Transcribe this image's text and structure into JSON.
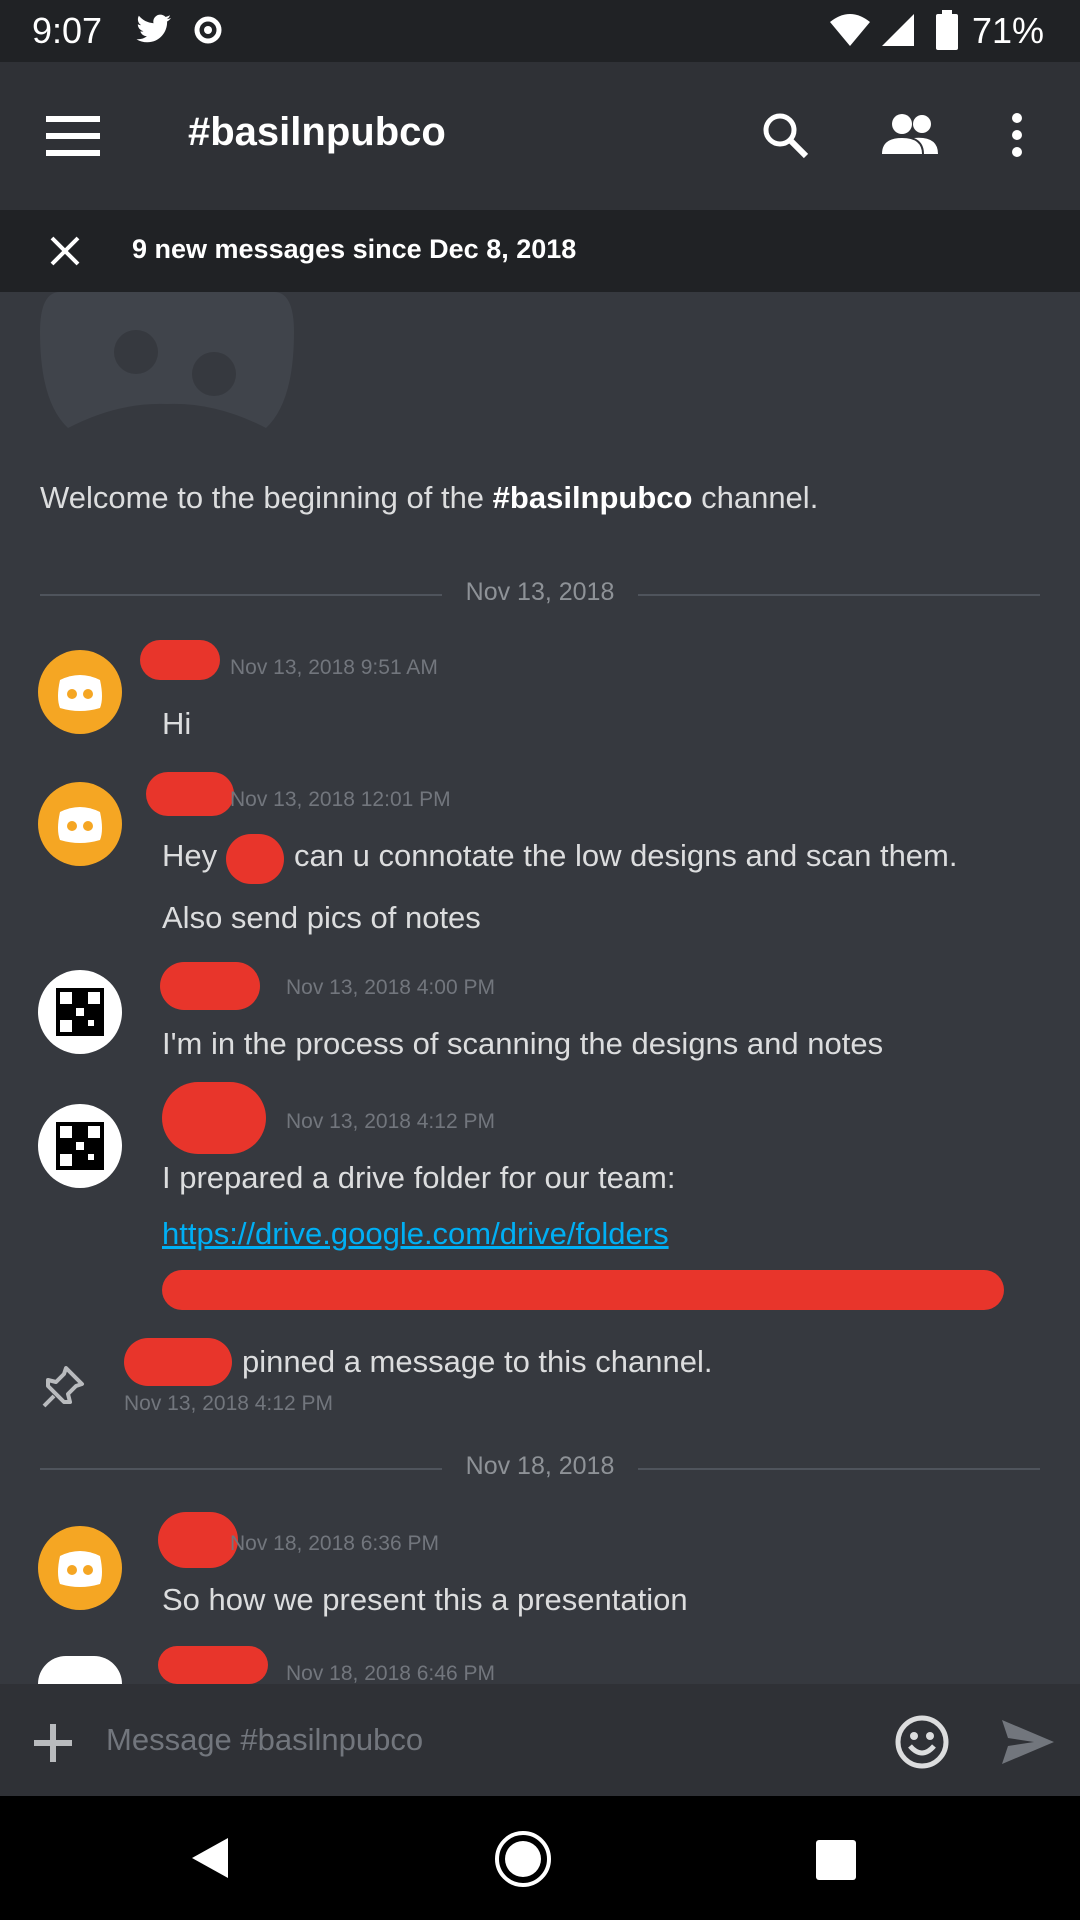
{
  "status_bar": {
    "time": "9:07",
    "battery": "71%"
  },
  "header": {
    "title": "#basilnpubco"
  },
  "new_messages": {
    "text": "9 new messages since Dec 8, 2018"
  },
  "welcome": {
    "prefix": "Welcome to the beginning of the ",
    "channel": "#basilnpubco",
    "suffix": " channel."
  },
  "dividers": [
    "Nov 13, 2018",
    "Nov 18, 2018"
  ],
  "messages": [
    {
      "time": "Nov 13, 2018 9:51 AM",
      "lines": [
        "Hi"
      ]
    },
    {
      "time": "Nov 13, 2018 12:01 PM",
      "lines": [
        "Hey",
        "can u connotate the low designs and scan them.",
        "Also send pics of notes"
      ]
    },
    {
      "time": "Nov 13, 2018 4:00 PM",
      "lines": [
        "I'm in the process of scanning the designs and notes"
      ]
    },
    {
      "time": "Nov 13, 2018 4:12 PM",
      "lines": [
        "I prepared a drive folder for our team:"
      ],
      "link": "https://drive.google.com/drive/folders"
    },
    {
      "time": "Nov 18, 2018 6:36 PM",
      "lines": [
        "So how we present this a presentation"
      ]
    },
    {
      "time": "Nov 18, 2018 6:46 PM",
      "lines": []
    }
  ],
  "pinned": {
    "text": "pinned a message to this channel.",
    "time": "Nov 13, 2018 4:12 PM"
  },
  "composer": {
    "placeholder": "Message #basilnpubco"
  }
}
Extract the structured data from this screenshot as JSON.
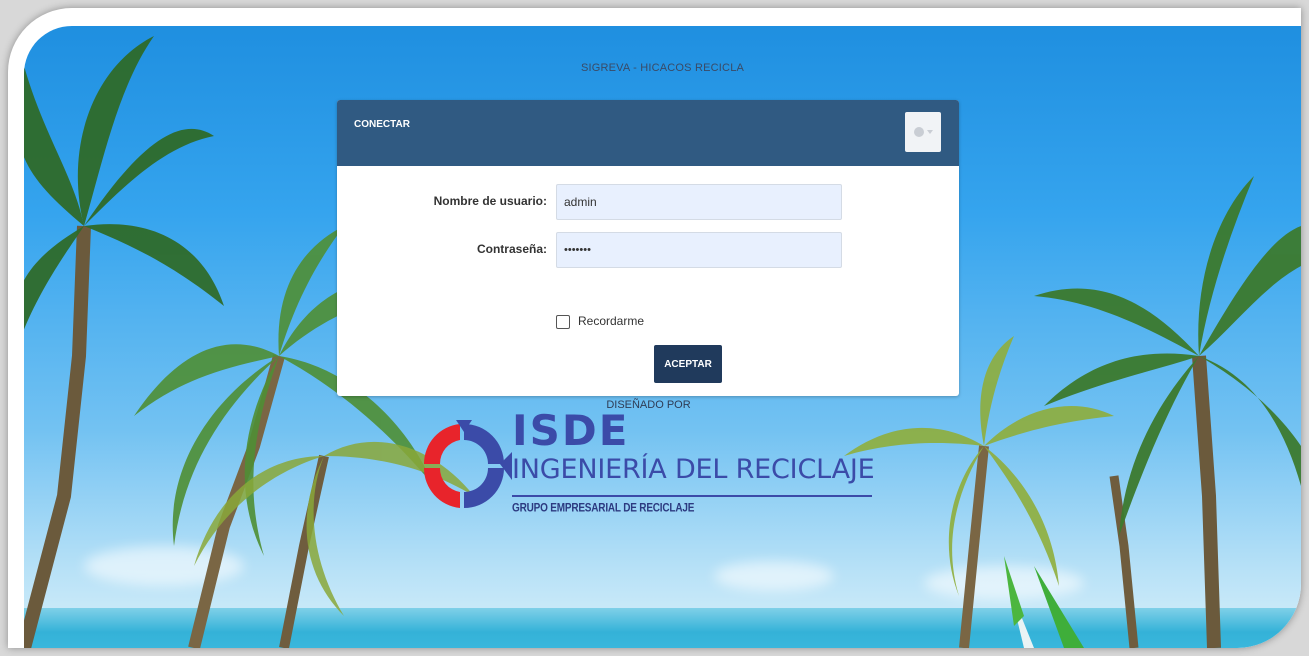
{
  "app_title": "SIGREVA - HICACOS RECICLA",
  "login_panel": {
    "title": "CONECTAR",
    "language_icon": "globe-icon",
    "fields": {
      "username": {
        "label": "Nombre de usuario:",
        "value": "admin"
      },
      "password": {
        "label": "Contraseña:",
        "value": "•••••••"
      }
    },
    "remember_label": "Recordarme",
    "remember_checked": false,
    "submit_label": "ACEPTAR"
  },
  "footer": {
    "designed_by": "DISEÑADO POR",
    "logo": {
      "name": "ISDE",
      "tagline": "INGENIERÍA DEL RECICLAJE",
      "subtitle": "GRUPO EMPRESARIAL DE RECICLAJE"
    }
  },
  "colors": {
    "header": "#305a82",
    "button": "#203a5c",
    "input_bg": "#e8f0fe",
    "logo_blue": "#3b4ba8",
    "logo_red": "#e8242b"
  }
}
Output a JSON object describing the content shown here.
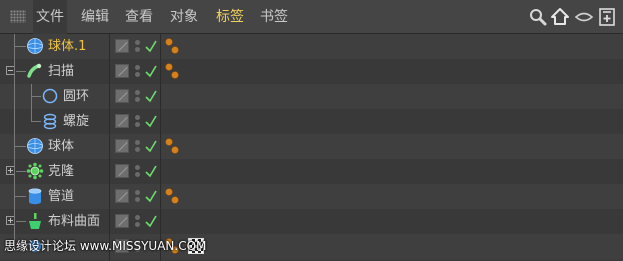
{
  "menu": {
    "items": [
      {
        "label": "文件",
        "active": false
      },
      {
        "label": "编辑",
        "active": false
      },
      {
        "label": "查看",
        "active": false
      },
      {
        "label": "对象",
        "active": false
      },
      {
        "label": "标签",
        "active": true
      },
      {
        "label": "书签",
        "active": false
      }
    ],
    "toolbar_icons": [
      "search-icon",
      "home-icon",
      "eye-icon",
      "new-window-icon"
    ]
  },
  "objects": [
    {
      "name": "球体.1",
      "icon": "sphere-icon",
      "selected": true,
      "expander": "none",
      "has_orange_tag": true,
      "has_checker_tag": false
    },
    {
      "name": "扫描",
      "icon": "sweep-icon",
      "selected": false,
      "expander": "expanded",
      "has_orange_tag": true,
      "has_checker_tag": false
    },
    {
      "name": "圆环",
      "icon": "circle-spline-icon",
      "selected": false,
      "expander": "none",
      "has_orange_tag": false,
      "has_checker_tag": false
    },
    {
      "name": "螺旋",
      "icon": "helix-icon",
      "selected": false,
      "expander": "none",
      "has_orange_tag": false,
      "has_checker_tag": false
    },
    {
      "name": "球体",
      "icon": "sphere-icon",
      "selected": false,
      "expander": "none",
      "has_orange_tag": true,
      "has_checker_tag": false
    },
    {
      "name": "克隆",
      "icon": "cloner-icon",
      "selected": false,
      "expander": "collapsed",
      "has_orange_tag": false,
      "has_checker_tag": false
    },
    {
      "name": "管道",
      "icon": "tube-icon",
      "selected": false,
      "expander": "none",
      "has_orange_tag": true,
      "has_checker_tag": false
    },
    {
      "name": "布料曲面",
      "icon": "cloth-surface-icon",
      "selected": false,
      "expander": "collapsed",
      "has_orange_tag": false,
      "has_checker_tag": false
    },
    {
      "name": "",
      "icon": "object-icon",
      "selected": false,
      "expander": "none",
      "has_orange_tag": true,
      "has_checker_tag": true
    }
  ],
  "colors": {
    "selected_text": "#f3c441",
    "active_menu": "#f0d060",
    "check_green": "#6fdc6f",
    "tag_orange": "#d4821e"
  },
  "watermark": "思缘设计论坛  www.MISSYUAN.COM"
}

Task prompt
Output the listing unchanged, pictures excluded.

Solution for this problem
Transcribe this image's text and structure into JSON.
{
  "status_bar": {
    "time": "9:07",
    "battery": "71%"
  },
  "header": {
    "title": "#basilnpubco"
  },
  "new_messages": {
    "text": "9 new messages since Dec 8, 2018"
  },
  "welcome": {
    "prefix": "Welcome to the beginning of the ",
    "channel": "#basilnpubco",
    "suffix": " channel."
  },
  "dividers": [
    "Nov 13, 2018",
    "Nov 18, 2018"
  ],
  "messages": [
    {
      "time": "Nov 13, 2018 9:51 AM",
      "lines": [
        "Hi"
      ]
    },
    {
      "time": "Nov 13, 2018 12:01 PM",
      "lines": [
        "Hey",
        "can u connotate the low designs and scan them.",
        "Also send pics of notes"
      ]
    },
    {
      "time": "Nov 13, 2018 4:00 PM",
      "lines": [
        "I'm in the process of scanning the designs and notes"
      ]
    },
    {
      "time": "Nov 13, 2018 4:12 PM",
      "lines": [
        "I prepared a drive folder for our team:"
      ],
      "link": "https://drive.google.com/drive/folders"
    },
    {
      "time": "Nov 18, 2018 6:36 PM",
      "lines": [
        "So how we present this a presentation"
      ]
    },
    {
      "time": "Nov 18, 2018 6:46 PM",
      "lines": []
    }
  ],
  "pinned": {
    "text": "pinned a message to this channel.",
    "time": "Nov 13, 2018 4:12 PM"
  },
  "composer": {
    "placeholder": "Message #basilnpubco"
  }
}
Extract the structured data from this screenshot as JSON.
{
  "app_title": "SIGREVA - HICACOS RECICLA",
  "login_panel": {
    "title": "CONECTAR",
    "language_icon": "globe-icon",
    "fields": {
      "username": {
        "label": "Nombre de usuario:",
        "value": "admin"
      },
      "password": {
        "label": "Contraseña:",
        "value": "•••••••"
      }
    },
    "remember_label": "Recordarme",
    "remember_checked": false,
    "submit_label": "ACEPTAR"
  },
  "footer": {
    "designed_by": "DISEÑADO POR",
    "logo": {
      "name": "ISDE",
      "tagline": "INGENIERÍA DEL RECICLAJE",
      "subtitle": "GRUPO EMPRESARIAL DE RECICLAJE"
    }
  },
  "colors": {
    "header": "#305a82",
    "button": "#203a5c",
    "input_bg": "#e8f0fe",
    "logo_blue": "#3b4ba8",
    "logo_red": "#e8242b"
  }
}
Output a JSON object describing the content shown here.
{
  "menu": {
    "items": [
      {
        "label": "文件",
        "active": false
      },
      {
        "label": "编辑",
        "active": false
      },
      {
        "label": "查看",
        "active": false
      },
      {
        "label": "对象",
        "active": false
      },
      {
        "label": "标签",
        "active": true
      },
      {
        "label": "书签",
        "active": false
      }
    ],
    "toolbar_icons": [
      "search-icon",
      "home-icon",
      "eye-icon",
      "new-window-icon"
    ]
  },
  "objects": [
    {
      "name": "球体.1",
      "icon": "sphere-icon",
      "selected": true,
      "expander": "none",
      "has_orange_tag": true,
      "has_checker_tag": false
    },
    {
      "name": "扫描",
      "icon": "sweep-icon",
      "selected": false,
      "expander": "expanded",
      "has_orange_tag": true,
      "has_checker_tag": false
    },
    {
      "name": "圆环",
      "icon": "circle-spline-icon",
      "selected": false,
      "expander": "none",
      "has_orange_tag": false,
      "has_checker_tag": false
    },
    {
      "name": "螺旋",
      "icon": "helix-icon",
      "selected": false,
      "expander": "none",
      "has_orange_tag": false,
      "has_checker_tag": false
    },
    {
      "name": "球体",
      "icon": "sphere-icon",
      "selected": false,
      "expander": "none",
      "has_orange_tag": true,
      "has_checker_tag": false
    },
    {
      "name": "克隆",
      "icon": "cloner-icon",
      "selected": false,
      "expander": "collapsed",
      "has_orange_tag": false,
      "has_checker_tag": false
    },
    {
      "name": "管道",
      "icon": "tube-icon",
      "selected": false,
      "expander": "none",
      "has_orange_tag": true,
      "has_checker_tag": false
    },
    {
      "name": "布料曲面",
      "icon": "cloth-surface-icon",
      "selected": false,
      "expander": "collapsed",
      "has_orange_tag": false,
      "has_checker_tag": false
    },
    {
      "name": "",
      "icon": "object-icon",
      "selected": false,
      "expander": "none",
      "has_orange_tag": true,
      "has_checker_tag": true
    }
  ],
  "colors": {
    "selected_text": "#f3c441",
    "active_menu": "#f0d060",
    "check_green": "#6fdc6f",
    "tag_orange": "#d4821e"
  },
  "watermark": "思缘设计论坛  www.MISSYUAN.COM"
}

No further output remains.